:: DATA TO EXAMINE ::

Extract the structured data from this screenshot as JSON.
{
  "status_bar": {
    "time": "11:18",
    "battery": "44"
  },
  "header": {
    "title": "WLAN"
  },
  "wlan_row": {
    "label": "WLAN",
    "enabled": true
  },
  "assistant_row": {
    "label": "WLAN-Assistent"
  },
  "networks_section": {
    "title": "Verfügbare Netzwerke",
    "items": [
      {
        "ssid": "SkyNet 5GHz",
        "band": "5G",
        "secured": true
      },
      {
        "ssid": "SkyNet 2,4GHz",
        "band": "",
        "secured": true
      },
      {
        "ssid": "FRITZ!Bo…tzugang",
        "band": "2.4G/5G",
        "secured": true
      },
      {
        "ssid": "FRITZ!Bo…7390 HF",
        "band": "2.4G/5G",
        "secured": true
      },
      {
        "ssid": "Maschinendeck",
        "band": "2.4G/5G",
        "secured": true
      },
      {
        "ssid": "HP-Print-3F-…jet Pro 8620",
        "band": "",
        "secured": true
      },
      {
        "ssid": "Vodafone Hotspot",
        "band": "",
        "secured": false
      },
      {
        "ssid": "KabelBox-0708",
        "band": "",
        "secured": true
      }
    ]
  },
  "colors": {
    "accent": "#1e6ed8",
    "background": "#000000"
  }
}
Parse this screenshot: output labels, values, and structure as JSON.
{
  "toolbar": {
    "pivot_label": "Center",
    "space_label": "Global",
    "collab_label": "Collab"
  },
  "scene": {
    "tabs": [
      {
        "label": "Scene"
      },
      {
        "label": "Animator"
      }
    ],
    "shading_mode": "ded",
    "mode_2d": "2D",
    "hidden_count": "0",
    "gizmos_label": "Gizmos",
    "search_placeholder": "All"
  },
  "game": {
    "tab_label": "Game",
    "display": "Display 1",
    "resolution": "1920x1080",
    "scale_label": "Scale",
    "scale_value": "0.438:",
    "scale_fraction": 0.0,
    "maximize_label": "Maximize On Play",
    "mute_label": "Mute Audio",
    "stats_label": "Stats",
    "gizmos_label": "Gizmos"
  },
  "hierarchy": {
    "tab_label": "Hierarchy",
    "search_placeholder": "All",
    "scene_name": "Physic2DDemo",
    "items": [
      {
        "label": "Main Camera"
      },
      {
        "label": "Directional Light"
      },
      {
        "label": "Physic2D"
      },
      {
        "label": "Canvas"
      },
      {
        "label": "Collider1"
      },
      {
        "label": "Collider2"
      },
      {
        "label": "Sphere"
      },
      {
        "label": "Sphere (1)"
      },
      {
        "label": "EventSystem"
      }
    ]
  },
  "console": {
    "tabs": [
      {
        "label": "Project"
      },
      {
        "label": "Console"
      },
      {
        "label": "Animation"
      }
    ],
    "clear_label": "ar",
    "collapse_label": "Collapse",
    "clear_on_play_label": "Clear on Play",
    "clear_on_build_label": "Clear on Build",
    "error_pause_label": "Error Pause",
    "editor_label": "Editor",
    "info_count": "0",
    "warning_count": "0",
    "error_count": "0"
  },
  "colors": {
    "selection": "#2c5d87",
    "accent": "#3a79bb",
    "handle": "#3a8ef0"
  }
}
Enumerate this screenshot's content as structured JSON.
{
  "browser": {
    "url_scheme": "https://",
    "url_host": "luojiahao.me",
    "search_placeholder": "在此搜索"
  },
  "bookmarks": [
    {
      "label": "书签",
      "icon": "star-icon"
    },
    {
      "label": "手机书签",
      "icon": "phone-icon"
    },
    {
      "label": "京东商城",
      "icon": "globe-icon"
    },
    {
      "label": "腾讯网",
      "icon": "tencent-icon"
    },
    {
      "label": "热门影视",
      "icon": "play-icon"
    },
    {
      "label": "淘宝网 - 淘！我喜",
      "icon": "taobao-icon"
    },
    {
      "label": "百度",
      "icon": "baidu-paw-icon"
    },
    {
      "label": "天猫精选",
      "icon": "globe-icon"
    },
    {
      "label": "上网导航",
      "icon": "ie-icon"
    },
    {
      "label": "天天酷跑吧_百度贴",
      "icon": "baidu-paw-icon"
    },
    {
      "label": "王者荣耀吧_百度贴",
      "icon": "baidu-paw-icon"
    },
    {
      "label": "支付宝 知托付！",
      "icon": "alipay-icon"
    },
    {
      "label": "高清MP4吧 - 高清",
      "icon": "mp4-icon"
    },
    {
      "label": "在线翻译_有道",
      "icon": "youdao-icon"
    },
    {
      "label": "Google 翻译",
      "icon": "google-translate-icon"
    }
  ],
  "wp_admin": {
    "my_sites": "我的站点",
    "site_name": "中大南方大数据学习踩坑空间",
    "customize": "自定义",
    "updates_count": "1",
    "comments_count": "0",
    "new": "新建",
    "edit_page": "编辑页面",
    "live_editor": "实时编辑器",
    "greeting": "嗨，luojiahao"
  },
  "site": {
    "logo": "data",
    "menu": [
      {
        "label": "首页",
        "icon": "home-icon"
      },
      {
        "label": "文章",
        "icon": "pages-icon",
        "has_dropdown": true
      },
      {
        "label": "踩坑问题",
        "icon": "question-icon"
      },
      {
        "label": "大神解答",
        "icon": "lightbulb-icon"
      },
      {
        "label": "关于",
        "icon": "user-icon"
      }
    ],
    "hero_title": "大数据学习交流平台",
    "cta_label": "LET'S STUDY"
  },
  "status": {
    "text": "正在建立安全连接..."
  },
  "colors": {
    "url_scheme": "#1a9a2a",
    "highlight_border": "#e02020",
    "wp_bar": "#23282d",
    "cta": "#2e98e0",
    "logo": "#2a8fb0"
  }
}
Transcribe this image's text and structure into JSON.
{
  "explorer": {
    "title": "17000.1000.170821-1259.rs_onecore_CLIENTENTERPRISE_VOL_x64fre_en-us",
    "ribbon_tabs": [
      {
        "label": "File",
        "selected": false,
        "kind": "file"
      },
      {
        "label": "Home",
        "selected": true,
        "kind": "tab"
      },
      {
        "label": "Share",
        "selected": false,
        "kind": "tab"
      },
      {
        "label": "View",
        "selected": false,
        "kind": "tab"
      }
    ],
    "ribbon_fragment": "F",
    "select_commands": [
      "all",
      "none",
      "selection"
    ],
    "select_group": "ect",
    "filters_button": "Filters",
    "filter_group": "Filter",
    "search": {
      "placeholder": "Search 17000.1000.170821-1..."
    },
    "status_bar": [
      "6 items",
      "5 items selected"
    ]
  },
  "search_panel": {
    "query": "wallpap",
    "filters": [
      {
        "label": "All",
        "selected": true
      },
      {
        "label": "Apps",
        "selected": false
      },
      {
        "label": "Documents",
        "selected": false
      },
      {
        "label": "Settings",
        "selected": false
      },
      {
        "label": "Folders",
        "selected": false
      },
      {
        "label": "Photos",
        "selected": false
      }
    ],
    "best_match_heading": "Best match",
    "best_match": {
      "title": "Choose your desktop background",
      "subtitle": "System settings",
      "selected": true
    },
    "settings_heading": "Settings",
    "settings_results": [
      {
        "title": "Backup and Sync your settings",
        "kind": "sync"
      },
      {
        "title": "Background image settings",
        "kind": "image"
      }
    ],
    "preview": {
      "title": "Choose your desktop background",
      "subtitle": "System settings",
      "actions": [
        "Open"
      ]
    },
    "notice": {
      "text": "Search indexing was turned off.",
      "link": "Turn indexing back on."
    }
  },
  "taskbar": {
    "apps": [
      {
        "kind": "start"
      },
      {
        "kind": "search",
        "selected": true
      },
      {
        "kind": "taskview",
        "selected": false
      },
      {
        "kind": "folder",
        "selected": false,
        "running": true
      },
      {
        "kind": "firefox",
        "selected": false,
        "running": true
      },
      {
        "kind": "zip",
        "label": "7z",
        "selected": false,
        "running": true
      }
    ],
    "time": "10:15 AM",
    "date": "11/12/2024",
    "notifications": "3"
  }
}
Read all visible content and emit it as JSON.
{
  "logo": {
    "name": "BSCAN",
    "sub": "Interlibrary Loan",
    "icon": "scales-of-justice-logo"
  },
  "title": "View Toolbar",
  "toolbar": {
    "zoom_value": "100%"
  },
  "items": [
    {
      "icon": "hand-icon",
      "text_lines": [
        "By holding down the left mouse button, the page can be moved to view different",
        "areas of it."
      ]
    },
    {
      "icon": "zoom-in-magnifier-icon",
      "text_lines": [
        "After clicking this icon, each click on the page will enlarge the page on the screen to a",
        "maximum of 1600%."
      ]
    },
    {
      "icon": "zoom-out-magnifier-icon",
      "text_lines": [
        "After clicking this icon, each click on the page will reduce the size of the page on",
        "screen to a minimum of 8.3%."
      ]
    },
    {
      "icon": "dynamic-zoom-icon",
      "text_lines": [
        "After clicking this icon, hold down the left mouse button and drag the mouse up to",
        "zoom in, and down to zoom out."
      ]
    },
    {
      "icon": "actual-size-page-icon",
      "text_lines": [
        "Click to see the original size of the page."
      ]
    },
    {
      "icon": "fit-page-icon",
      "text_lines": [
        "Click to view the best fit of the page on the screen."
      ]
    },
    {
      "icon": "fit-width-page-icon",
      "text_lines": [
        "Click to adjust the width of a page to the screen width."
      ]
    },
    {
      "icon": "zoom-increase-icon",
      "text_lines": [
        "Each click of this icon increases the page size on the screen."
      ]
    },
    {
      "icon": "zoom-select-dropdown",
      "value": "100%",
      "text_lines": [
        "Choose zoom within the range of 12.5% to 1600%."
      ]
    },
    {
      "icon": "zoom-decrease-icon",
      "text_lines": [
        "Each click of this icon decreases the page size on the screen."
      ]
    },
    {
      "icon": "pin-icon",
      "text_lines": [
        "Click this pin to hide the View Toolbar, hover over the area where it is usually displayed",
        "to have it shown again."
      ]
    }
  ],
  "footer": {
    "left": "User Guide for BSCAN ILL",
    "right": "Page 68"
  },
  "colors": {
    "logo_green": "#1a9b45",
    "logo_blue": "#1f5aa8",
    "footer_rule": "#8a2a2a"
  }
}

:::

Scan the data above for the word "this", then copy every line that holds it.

Extract the structured data from this screenshot as JSON.
Parse this screenshot: output labels, values, and structure as JSON.
Enumerate this screenshot's content as structured JSON.
Transcribe this image's text and structure into JSON.
        "After clicking this icon, each click on the page will enlarge the page on the screen to a",
        "After clicking this icon, each click on the page will reduce the size of the page on",
        "After clicking this icon, hold down the left mouse button and drag the mouse up to",
        "Each click of this icon increases the page size on the screen."
        "Each click of this icon decreases the page size on the screen."
        "Click this pin to hide the View Toolbar, hover over the area where it is usually displayed",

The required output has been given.